Deus Ex wasn’t just about tough guys in trench coats and sunglasses. It wasn’t even just about shooting, as it’s possible to complete the game without ever using a gun as long as you’re patient, talented, and a little on the compulsive side. It was about you constructing the player-avatar with your character development choices; do you become the sniper, the stealther, the hacker, the brawler, the heavy gunner, or a combination thereof? In Deus Ex (and to a smaller degree in Invisible War), the player enjoys the illusion of helping to craft the narrative with his decisions; in Epic Mickey, no such crafting is possible. You’re always just … Mickey, and the only choice is whether you’re going to play as Nice Mickey by solving problems with paint (which turns enemies friendly), or Dick Mickey by spraying them with thinner and thus annihilating them for all eternity.
In another interview, this one with Kotaku, Spector noted that many people ask him when he’s going to do another game like Deus Ex:
“With Epic Mickey 2, I am! From a structural standpoint, from an underlying design philosophy standpoint, the directives I give the design team, it’s the same.”
People do not play the underlying design philosophies in a game. They play the manifestation of those philosophies, which in the case of both Epic Mickey games, fell far short of the wider and deeper manifestation of Deus Ex’s design philosophies.

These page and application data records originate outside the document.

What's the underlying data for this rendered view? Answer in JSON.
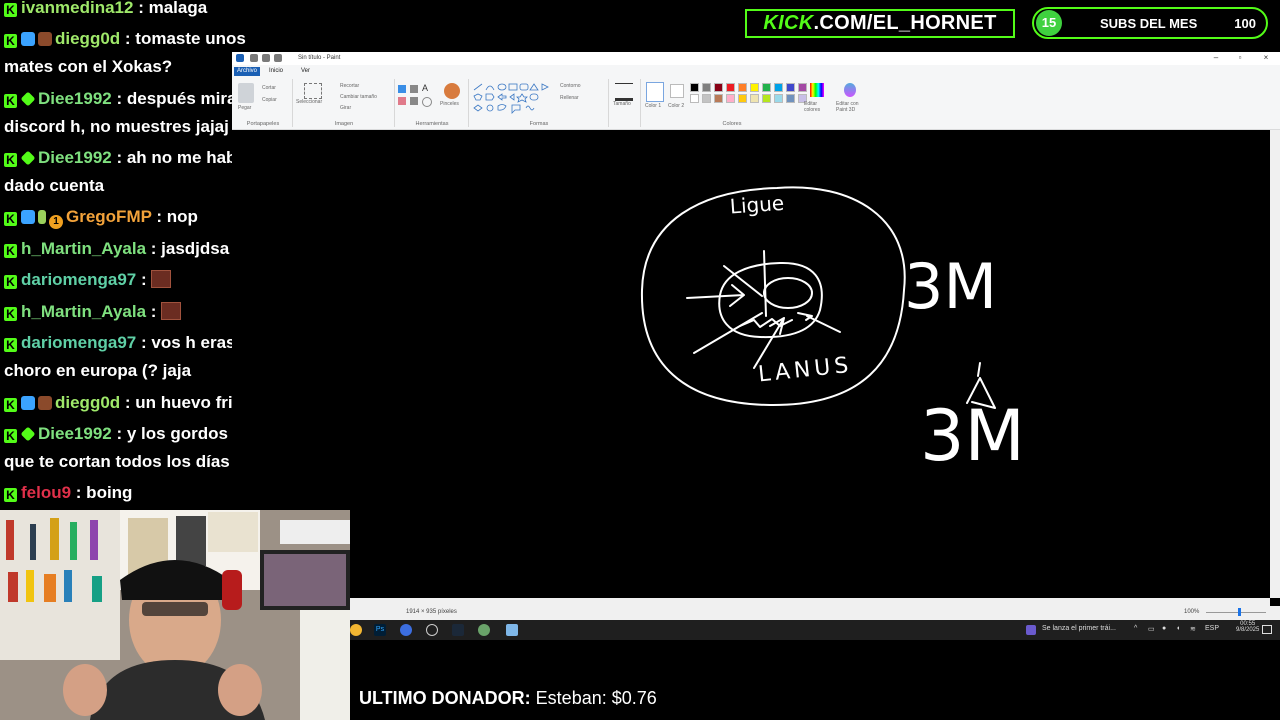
{
  "chat": {
    "messages": [
      {
        "user": "ivanmedina12",
        "text": ": malaga"
      },
      {
        "user": "diegg0d",
        "text": ": tomaste unos",
        "cont": "mates con el Xokas?"
      },
      {
        "user": "Diee1992",
        "text": ": después mira",
        "cont": "discord h, no muestres jajaj"
      },
      {
        "user": "Diee1992",
        "text": ": ah no me había",
        "cont": "dado cuenta"
      },
      {
        "user": "GregoFMP",
        "text": ": nop"
      },
      {
        "user": "h_Martin_Ayala",
        "text": ": jasdjdsa"
      },
      {
        "user": "dariomenga97",
        "text": ":"
      },
      {
        "user": "h_Martin_Ayala",
        "text": ":"
      },
      {
        "user": "dariomenga97",
        "text": ": vos h eras el",
        "cont": "choro en europa (? jaja"
      },
      {
        "user": "diegg0d",
        "text": ": un huevo frito"
      },
      {
        "user": "Diee1992",
        "text": ": y los gordos cgt",
        "cont": "que te cortan todos los días"
      },
      {
        "user": "felou9",
        "text": ": boing"
      }
    ]
  },
  "paint": {
    "title": "Sin título - Paint",
    "menu": [
      "Archivo",
      "Inicio",
      "Ver"
    ],
    "ribbon": {
      "clipboard": {
        "paste": "Pegar",
        "cut": "Cortar",
        "copy": "Copiar",
        "label": "Portapapeles"
      },
      "image": {
        "select": "Seleccionar",
        "crop": "Recortar",
        "resize": "Cambiar tamaño",
        "rotate": "Girar",
        "label": "Imagen"
      },
      "tools": {
        "label": "Herramientas",
        "brushes": "Pinceles"
      },
      "shapes": {
        "outline": "Contorno",
        "fill": "Rellenar",
        "label": "Formas"
      },
      "size": "Tamaño",
      "color1": "Color 1",
      "color2": "Color 2",
      "colors_label": "Colores",
      "edit_colors": "Editar colores",
      "paint3d": "Editar con Paint 3D"
    },
    "palette": [
      "#000000",
      "#7f7f7f",
      "#880015",
      "#ed1c24",
      "#ff7f27",
      "#fff200",
      "#22b14c",
      "#00a2e8",
      "#3f48cc",
      "#a349a4",
      "#ffffff",
      "#c3c3c3",
      "#b97a57",
      "#ffaec9",
      "#ffc90e",
      "#efe4b0",
      "#b5e61d",
      "#99d9ea",
      "#7092be",
      "#c8bfe7"
    ],
    "drawing": {
      "top_text": "Ligue",
      "bottom_text": "LANUS",
      "right_text_1": "3M",
      "right_text_2": "3M"
    },
    "status": {
      "dimensions": "1914 × 935 píxeles",
      "zoom": "100%"
    }
  },
  "taskbar": {
    "tray_text": "Se lanza el primer trái...",
    "lang": "ESP",
    "time": "00:55",
    "date": "9/8/2025"
  },
  "overlay": {
    "kick_brand": "KICK",
    "kick_url": ".COM/EL_HORNET",
    "subs_count": "15",
    "subs_label": "SUBS DEL MES",
    "subs_goal": "100",
    "donor_label": "ULTIMO DONADOR:",
    "donor_value": "Esteban: $0.76"
  }
}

Read the rest of the article, especially the long quote at the end; Spector’s explanation of the above assertion is, at best, a straw man argument against the notion that Deus Ex fans didn’t play Epic Mickey because Mickey Mouse is deemed too immature for the core gamer; this is simply not true. (As an aside, this particular Deus Ex fan played the holy jumped up hell out of Epic Mickey and Epic Mickey: The Power of Two; the latter I bought three times before giving up on it entirely — first on the Xbox 360, then on the Wii, and finally on the Wii U.) The problem isn’t that Mickey Mouse is immature, it’s that he’s a one-dimensional, established character, which makes him ill-suited for the type of player expression that Deus Ex fans loved and still crave today. By that standard, JC Denton was also a one-dimensional character, but Deus Ex permitted players to assign their own dimensions to him via the game’s character customization mechanics.
Warren Spector is more than a rock star to the gaming industry — he’s gaming’s Les Paul, so it’s both slightly strange and greatly disturbing to hear him espouse so much passive contempt for something that many people consider to be the finest PC game ever made. This undoubtedly unintentional disrespect for Deus Ex fans can be best illustrated by a quote from the episode “Safe,” from Firefly, in which Kaylee has a less-than-flattering revelation about the romantically inept Simon’s opinion of her:

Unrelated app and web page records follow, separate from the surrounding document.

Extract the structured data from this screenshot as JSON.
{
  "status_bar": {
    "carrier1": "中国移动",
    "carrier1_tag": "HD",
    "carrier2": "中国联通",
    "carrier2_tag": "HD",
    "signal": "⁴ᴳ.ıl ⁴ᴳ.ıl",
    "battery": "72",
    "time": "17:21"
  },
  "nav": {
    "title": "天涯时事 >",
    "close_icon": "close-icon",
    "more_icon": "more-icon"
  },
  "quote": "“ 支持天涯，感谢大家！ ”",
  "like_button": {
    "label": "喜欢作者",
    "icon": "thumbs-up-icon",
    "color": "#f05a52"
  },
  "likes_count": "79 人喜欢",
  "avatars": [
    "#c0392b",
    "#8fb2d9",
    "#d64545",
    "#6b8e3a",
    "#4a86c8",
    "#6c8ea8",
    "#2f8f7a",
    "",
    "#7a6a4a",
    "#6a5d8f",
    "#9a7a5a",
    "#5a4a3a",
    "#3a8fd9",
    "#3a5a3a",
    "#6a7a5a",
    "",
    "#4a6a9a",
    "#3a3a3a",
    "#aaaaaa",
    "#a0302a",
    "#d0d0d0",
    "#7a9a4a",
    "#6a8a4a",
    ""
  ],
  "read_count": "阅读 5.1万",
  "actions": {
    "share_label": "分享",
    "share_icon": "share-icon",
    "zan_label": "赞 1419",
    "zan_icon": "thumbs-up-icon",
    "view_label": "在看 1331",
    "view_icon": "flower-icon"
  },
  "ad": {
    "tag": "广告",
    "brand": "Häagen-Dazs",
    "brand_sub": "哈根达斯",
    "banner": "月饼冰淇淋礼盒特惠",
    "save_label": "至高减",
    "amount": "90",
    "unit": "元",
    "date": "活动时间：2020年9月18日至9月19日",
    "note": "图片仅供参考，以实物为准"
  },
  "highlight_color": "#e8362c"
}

“If that’s what you think of this life then you can’t think much of them that choose it, can you?”
If Warren Spector regards Deus Ex with such bemused chagrin, what could he possibly think about those who still play it, and still love it, today? Of course, Simon’s and Spector’s comments appear vastly different on the surface — one spoke about flying around space in a fictional piece of luh-suh, the other about the similarities between two seemingly unrelated video games, but from an underlying philosophical standpoint, from a revealing-the-values-of-the-speaker-standpoint, they’re the same.